''Of course, he did. Of course he did,'' said Lady Soames, blue eyes flashing. ''It's totally untrue, and it deeply upsets me. What happened was that it's a prerogative of Parliament to be the first to hear statements of major importance. Even quite junior ministers would get frightfully hauled over the coals if they were to dream of making a statement to the press before they had made a statement in Parliament.
''Therefore, with quite a number of my father's speeches, he made them in the House of Commons and then remade them either exactly as they were or sometimes he incorporated them into a broadcast which didn't contain different views, but may have had a change of wanted emphasis.''
I asked if she thought Sir Winston would have been equally successful on television.
''I'd have thought that he'd have been a natural for it, because he was essentially a relaxed, forthright person. I think he'd have just gone through that screen into the living room.''
Perhaps, I said, television, with its too-revealing eye, was responsible for the present dearth of world leaders.
''I do think it is partly, but the hour brings forth the man. (The desperate period in World War II) was an hour when people wanted to listen to one leader and the man was there. Perhaps it wouldn't be healthy if that sort of atmosphere went on. The minute the war was over, it very briskly reverted. It's no good bemoaning that sort of thing.''
When I suggested that he was swept out of office in the post-war landslide because the Army were afraid of losing the measure of social equality the war had brought them, she said she thought ''it was more a wish to go forward than a fear of going back. It was a number of things. I don't think anybody foresaw the scale of that extraordinary majority. In fact, my mother was one of the few people close to my father who really envisaged that it might happen. She's always had strong liberal views and read the News Chronicle a lot. The News Chronicle was, I think, the only paper in Great Britain that published the Gallup Poll. The Gallup Poll consistently showed a small lead for the Labour Party. Which I think then was tremendously magnified by the service votes.''
The servicemen, she pointed out, ''were never canvassed so the service vote was totally unknown. Actually it'll never happen again. It was a unique election.

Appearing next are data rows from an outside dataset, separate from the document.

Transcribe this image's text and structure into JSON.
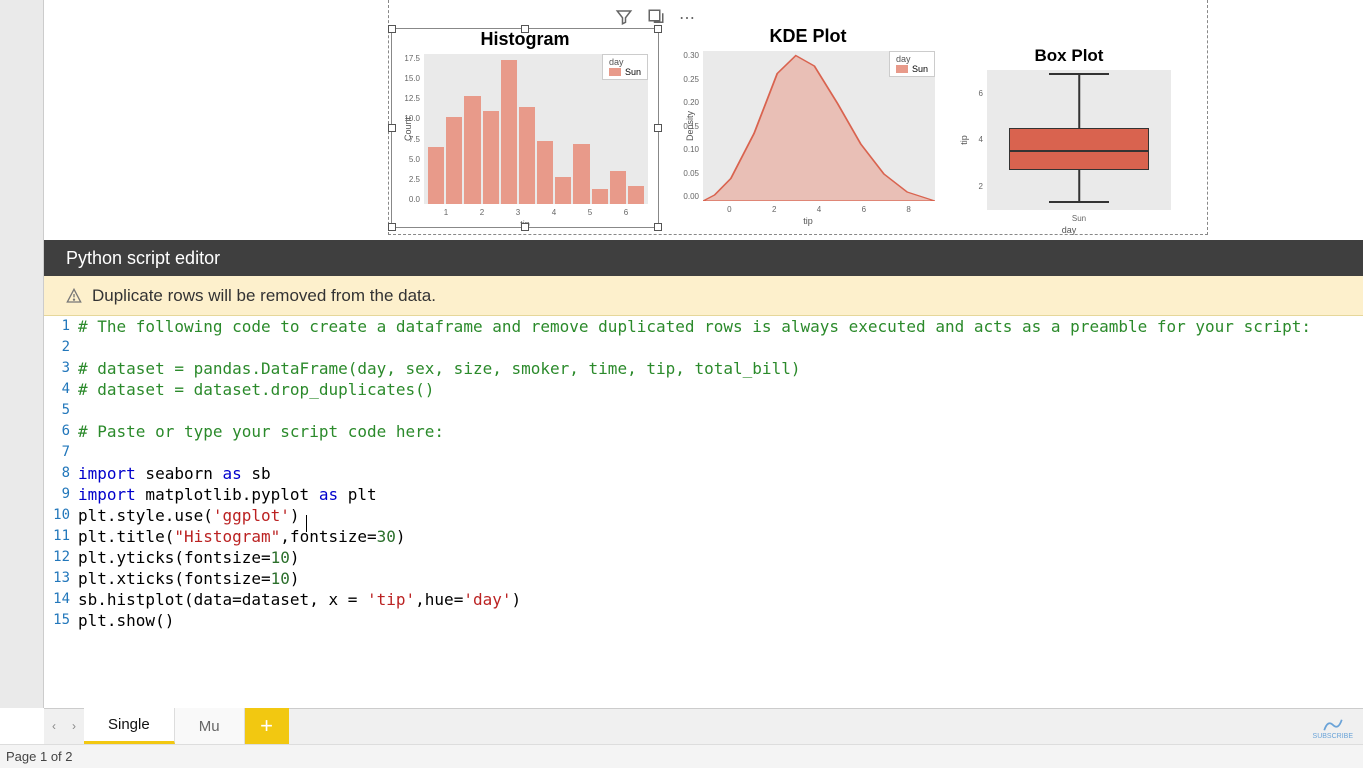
{
  "canvas": {
    "toolbar_icons": [
      "filter-icon",
      "focus-icon",
      "more-icon"
    ]
  },
  "charts": [
    {
      "title": "Histogram",
      "type": "bar",
      "xlabel": "tip",
      "ylabel": "Count",
      "legend_title": "day",
      "legend_items": [
        "Sun"
      ],
      "xticks": [
        "1",
        "2",
        "3",
        "4",
        "5",
        "6"
      ],
      "yticks": [
        "17.5",
        "15.0",
        "12.5",
        "10.0",
        "7.5",
        "5.0",
        "2.5",
        "0.0"
      ],
      "bar_heights_pct": [
        38,
        58,
        72,
        62,
        96,
        65,
        42,
        18,
        40,
        10,
        22,
        12
      ]
    },
    {
      "title": "KDE Plot",
      "type": "line",
      "xlabel": "tip",
      "ylabel": "Density",
      "legend_title": "day",
      "legend_items": [
        "Sun"
      ],
      "xticks": [
        "0",
        "2",
        "4",
        "6",
        "8"
      ],
      "yticks": [
        "0.30",
        "0.25",
        "0.20",
        "0.15",
        "0.10",
        "0.05",
        "0.00"
      ]
    },
    {
      "title": "Box Plot",
      "type": "box",
      "xlabel": "day",
      "ylabel": "tip",
      "xticks": [
        "Sun"
      ],
      "yticks": [
        "6",
        "4",
        "2"
      ]
    }
  ],
  "editor": {
    "header": "Python script editor",
    "warning": "Duplicate rows will be removed from the data.",
    "lines": {
      "1": "# The following code to create a dataframe and remove duplicated rows is always executed and acts as a preamble for your script:",
      "3": "# dataset = pandas.DataFrame(day, sex, size, smoker, time, tip, total_bill)",
      "4": "# dataset = dataset.drop_duplicates()",
      "6": "# Paste or type your script code here:",
      "8a": "import",
      "8b": " seaborn ",
      "8c": "as",
      "8d": " sb",
      "9a": "import",
      "9b": " matplotlib.pyplot ",
      "9c": "as",
      "9d": " plt",
      "10a": "plt.style.use(",
      "10b": "'ggplot'",
      "10c": ")",
      "11a": "plt.title(",
      "11b": "\"Histogram\"",
      "11c": ",fontsize=",
      "11d": "30",
      "11e": ")",
      "12a": "plt.yticks(fontsize=",
      "12b": "10",
      "12c": ")",
      "13a": "plt.xticks(fontsize=",
      "13b": "10",
      "13c": ")",
      "14a": "sb.histplot(data=dataset, x = ",
      "14b": "'tip'",
      "14c": ",hue=",
      "14d": "'day'",
      "14e": ")",
      "15": "plt.show()"
    }
  },
  "tabs": {
    "prev": "‹",
    "next": "›",
    "items": [
      "Single",
      "Mu"
    ],
    "active_index": 0,
    "add": "+"
  },
  "status": {
    "text": "Page 1 of 2"
  },
  "subscribe": "SUBSCRIBE",
  "chart_data": [
    {
      "type": "bar",
      "title": "Histogram",
      "xlabel": "tip",
      "ylabel": "Count",
      "categories": [
        1.0,
        1.5,
        2.0,
        2.5,
        3.0,
        3.5,
        4.0,
        4.5,
        5.0,
        5.5,
        6.0,
        6.5
      ],
      "series": [
        {
          "name": "Sun",
          "values": [
            7,
            10,
            13,
            11,
            17,
            11,
            7,
            3,
            7,
            2,
            4,
            2
          ]
        }
      ],
      "ylim": [
        0,
        17.5
      ]
    },
    {
      "type": "line",
      "title": "KDE Plot",
      "xlabel": "tip",
      "ylabel": "Density",
      "x": [
        0,
        1,
        2,
        3,
        4,
        5,
        6,
        7,
        8,
        9
      ],
      "series": [
        {
          "name": "Sun",
          "values": [
            0.0,
            0.08,
            0.22,
            0.3,
            0.24,
            0.14,
            0.08,
            0.04,
            0.02,
            0.0
          ]
        }
      ],
      "ylim": [
        0,
        0.3
      ]
    },
    {
      "type": "box",
      "title": "Box Plot",
      "xlabel": "day",
      "ylabel": "tip",
      "categories": [
        "Sun"
      ],
      "boxes": [
        {
          "min": 1.0,
          "q1": 2.1,
          "median": 3.0,
          "q3": 3.8,
          "max": 6.5
        }
      ]
    }
  ]
}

I told Lady Soames that I had seen Sir Winston the morning after Birmingham had suffered a particularly severe air raid.He was there, as always, in the thick of things. A fortuituous traffic jam stranded our car a few yards from his.
''I was surprised,'' I told Lady Soames. ''He seemed so fragile and so small.''
There was a long pause.
But he wasn't small, she said.
''I'm sort of hopeless, never knowing any statistics about my family. And if you asked me how many cigars my father smoked every day, which I'm sure you won't, I won't know. And I don't know how tall he was or how heavy he was. . . . You don't look at people you're living with in that sort of statistical way.'' But he wasn't small.
''Perhaps he seemed small,'' I ventured, ''because we thought he was a giant - mentally and physically.
There was another, even longer, pause.
''I think that's very moving that you thought he was small. . . .''